The fact that Labour only won successive elections when on a distinctly right wing kick in terms of policy and presentation only underlines that the UK hasn’t elected a remotely left wing government since 1974 (which incidentally coincided with the SNP’s best ever performance in a general election… just saying.)
There must be a reason for that…
Personally, I was attracted to the Greens as much by their conduct as their message and policies. They didn’t get involved in the nasty tit-for-tat battles of belittlement and smear that the mainstream parties do, they didn’t shout or froth or demand immediate unrealistic and scary change the way the traditional left tend to.

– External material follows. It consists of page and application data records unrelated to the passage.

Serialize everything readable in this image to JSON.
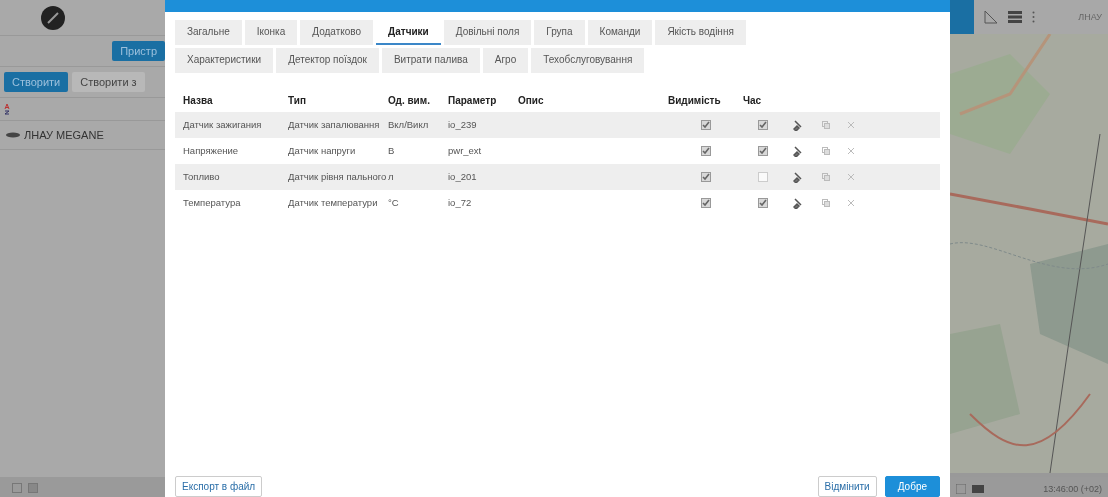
{
  "sidebar": {
    "device_button": "Пристр",
    "create_button": "Створити",
    "create_from_button": "Створити з",
    "units": [
      {
        "name": "ЛНАУ MEGANE",
        "selected": false
      }
    ]
  },
  "dialog": {
    "tab_rows": [
      [
        {
          "label": "Загальне",
          "selected": false
        },
        {
          "label": "Іконка",
          "selected": false
        },
        {
          "label": "Додатково",
          "selected": false
        },
        {
          "label": "Датчики",
          "selected": true
        },
        {
          "label": "Довільні поля",
          "selected": false
        },
        {
          "label": "Група",
          "selected": false
        },
        {
          "label": "Команди",
          "selected": false
        },
        {
          "label": "Якість водіння",
          "selected": false
        }
      ],
      [
        {
          "label": "Характеристики",
          "selected": false
        },
        {
          "label": "Детектор поїздок",
          "selected": false
        },
        {
          "label": "Витрати палива",
          "selected": false
        },
        {
          "label": "Агро",
          "selected": false
        },
        {
          "label": "Техобслуговування",
          "selected": false
        }
      ]
    ],
    "table": {
      "columns": [
        "Назва",
        "Тип",
        "Од. вим.",
        "Параметр",
        "Опис",
        "Видимість",
        "Час"
      ],
      "rows": [
        {
          "name": "Датчик зажигания",
          "type": "Датчик запалювання",
          "unit": "Вкл/Викл",
          "parameter": "io_239",
          "visible": true,
          "time": true
        },
        {
          "name": "Напряжение",
          "type": "Датчик напруги",
          "unit": "В",
          "parameter": "pwr_ext",
          "visible": true,
          "time": true
        },
        {
          "name": "Топливо",
          "type": "Датчик рівня пального",
          "unit": "л",
          "parameter": "io_201",
          "visible": true,
          "time": false
        },
        {
          "name": "Температура",
          "type": "Датчик температури",
          "unit": "°C",
          "parameter": "io_72",
          "visible": true,
          "time": true
        }
      ]
    },
    "export_button": "Експорт в файл",
    "cancel_button": "Відмінити",
    "ok_button": "Добре"
  },
  "map": {
    "user": "ЛНАУ",
    "time": "13:46:00 (+02)"
  }
}
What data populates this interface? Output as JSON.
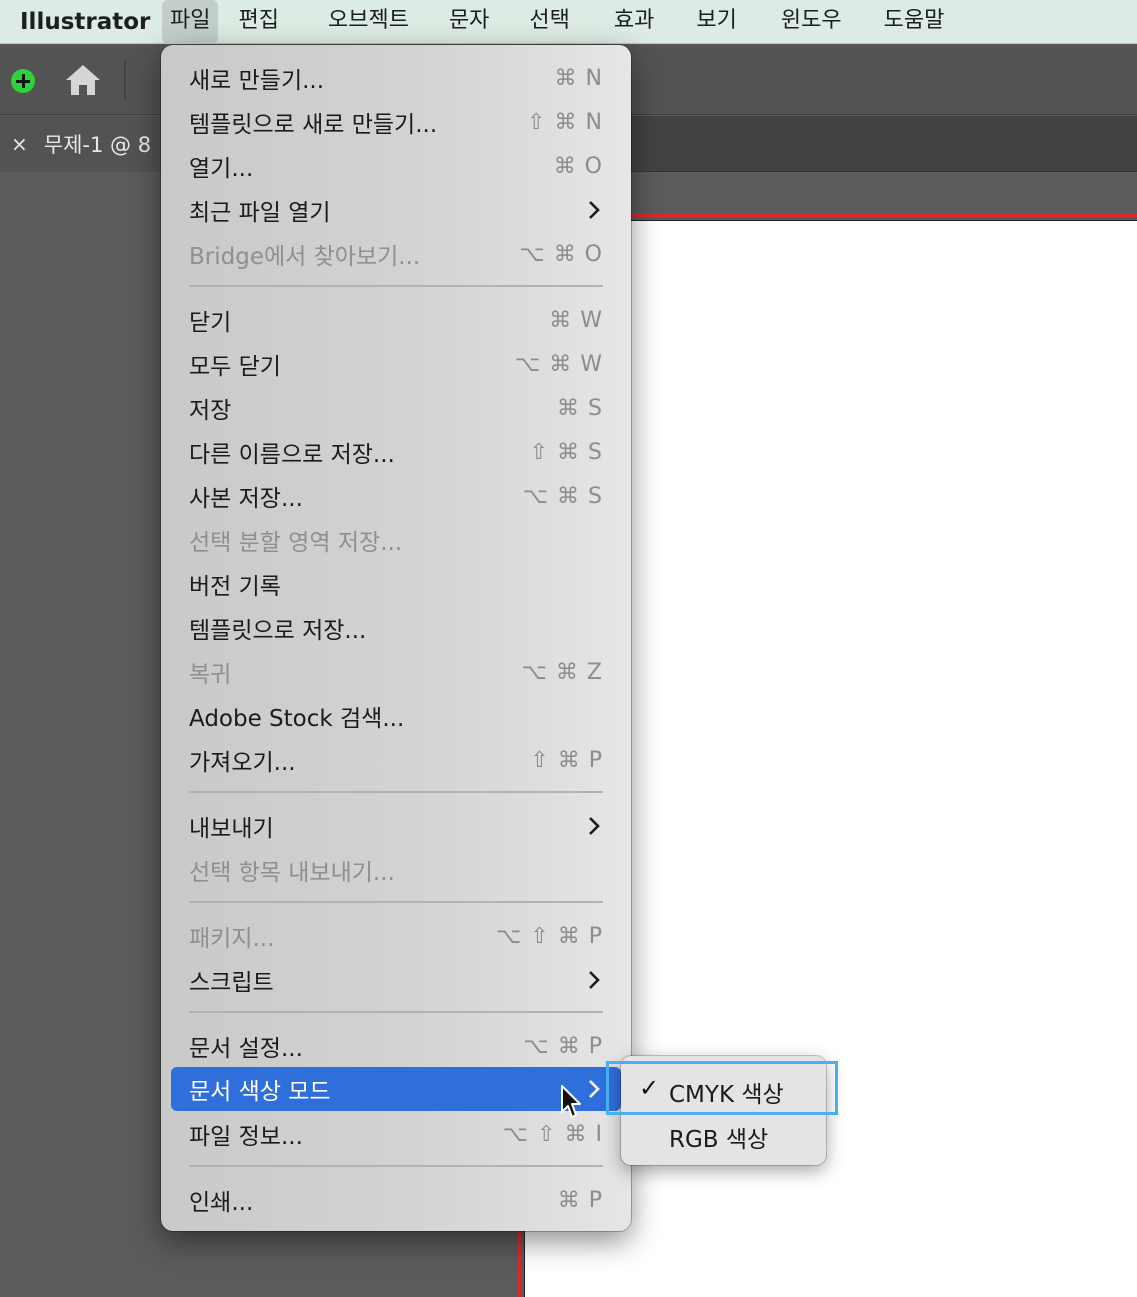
{
  "menubar": {
    "app_name": "Illustrator",
    "items": [
      "파일",
      "편집",
      "오브젝트",
      "문자",
      "선택",
      "효과",
      "보기",
      "윈도우",
      "도움말"
    ],
    "active_index": 0
  },
  "document_tab": {
    "close_glyph": "×",
    "title": "무제-1 @ 8"
  },
  "icons": {
    "new_file": "plus-icon",
    "home": "home-icon",
    "cursor": "arrow-cursor-icon"
  },
  "colors": {
    "highlight": "#2f6fdc",
    "artboard_border": "#d92b2b",
    "plus_green": "#2fd23a",
    "focus_outline": "#4aaef0"
  },
  "file_menu": {
    "items": [
      {
        "label": "새로 만들기...",
        "shortcut": "⌘ N"
      },
      {
        "label": "템플릿으로 새로 만들기...",
        "shortcut": "⇧ ⌘ N"
      },
      {
        "label": "열기...",
        "shortcut": "⌘ O"
      },
      {
        "label": "최근 파일 열기",
        "shortcut": "",
        "submenu": true
      },
      {
        "label": "Bridge에서 찾아보기...",
        "shortcut": "⌥ ⌘ O",
        "disabled": true
      },
      {
        "label": "닫기",
        "shortcut": "⌘ W"
      },
      {
        "label": "모두 닫기",
        "shortcut": "⌥ ⌘ W"
      },
      {
        "label": "저장",
        "shortcut": "⌘ S"
      },
      {
        "label": "다른 이름으로 저장...",
        "shortcut": "⇧ ⌘ S"
      },
      {
        "label": "사본 저장...",
        "shortcut": "⌥ ⌘ S"
      },
      {
        "label": "선택 분할 영역 저장...",
        "shortcut": "",
        "disabled": true
      },
      {
        "label": "버전 기록",
        "shortcut": ""
      },
      {
        "label": "템플릿으로 저장...",
        "shortcut": ""
      },
      {
        "label": "복귀",
        "shortcut": "⌥ ⌘ Z",
        "disabled": true
      },
      {
        "label": "Adobe Stock 검색...",
        "shortcut": ""
      },
      {
        "label": "가져오기...",
        "shortcut": "⇧ ⌘ P"
      },
      {
        "label": "내보내기",
        "shortcut": "",
        "submenu": true
      },
      {
        "label": "선택 항목 내보내기...",
        "shortcut": "",
        "disabled": true
      },
      {
        "label": "패키지...",
        "shortcut": "⌥ ⇧ ⌘ P",
        "disabled": true
      },
      {
        "label": "스크립트",
        "shortcut": "",
        "submenu": true
      },
      {
        "label": "문서 설정...",
        "shortcut": "⌥ ⌘ P"
      },
      {
        "label": "문서 색상 모드",
        "shortcut": "",
        "submenu": true,
        "highlighted": true
      },
      {
        "label": "파일 정보...",
        "shortcut": "⌥ ⇧ ⌘ I"
      },
      {
        "label": "인쇄...",
        "shortcut": "⌘ P"
      }
    ]
  },
  "color_mode_submenu": {
    "items": [
      {
        "label": "CMYK 색상",
        "checked": true,
        "check_glyph": "✓"
      },
      {
        "label": "RGB 색상",
        "checked": false
      }
    ]
  }
}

They put forward a positive message of radical change, yet did so in a reasonable manner, well and intelligently argued in a calm, inclusive fashion. That’s something I can get behind.
I believe the left in Britain has too often been it’s own worst enemy, succumbing to infighting and alienating those who are not informed, radicalized or desperate with vitriolic rhetoric of class warfare. It’s been shown (largely by New Labour) that you win elections in Britain by seducing the middle class (whatever that means nowadays) and you won’t do that by promising the immediate and violent redistribution of wealth…
The message should be one of a better future for all, not punitive redress for past inequalities
All that said, it’s true that the Greens need to raise their game and raise their voices a bit. The establishment is scared and is starting to stack the deck against the #GreenSurge by keeping them out of the TV debates, so we need to make sure that the message gets out there by being a visible as we can on the streets, in the media (both old and new) and generally holding the establishment to account, while offering a reasonable alternative.
If nothing else, I feel that HOW you win is almost as important as winning itself, because if you have to become the enemy to defeat them…what’s the point?
The Greens don’t need to find their dark side because if my memory serves, it’s the light side of the force that wins in the end…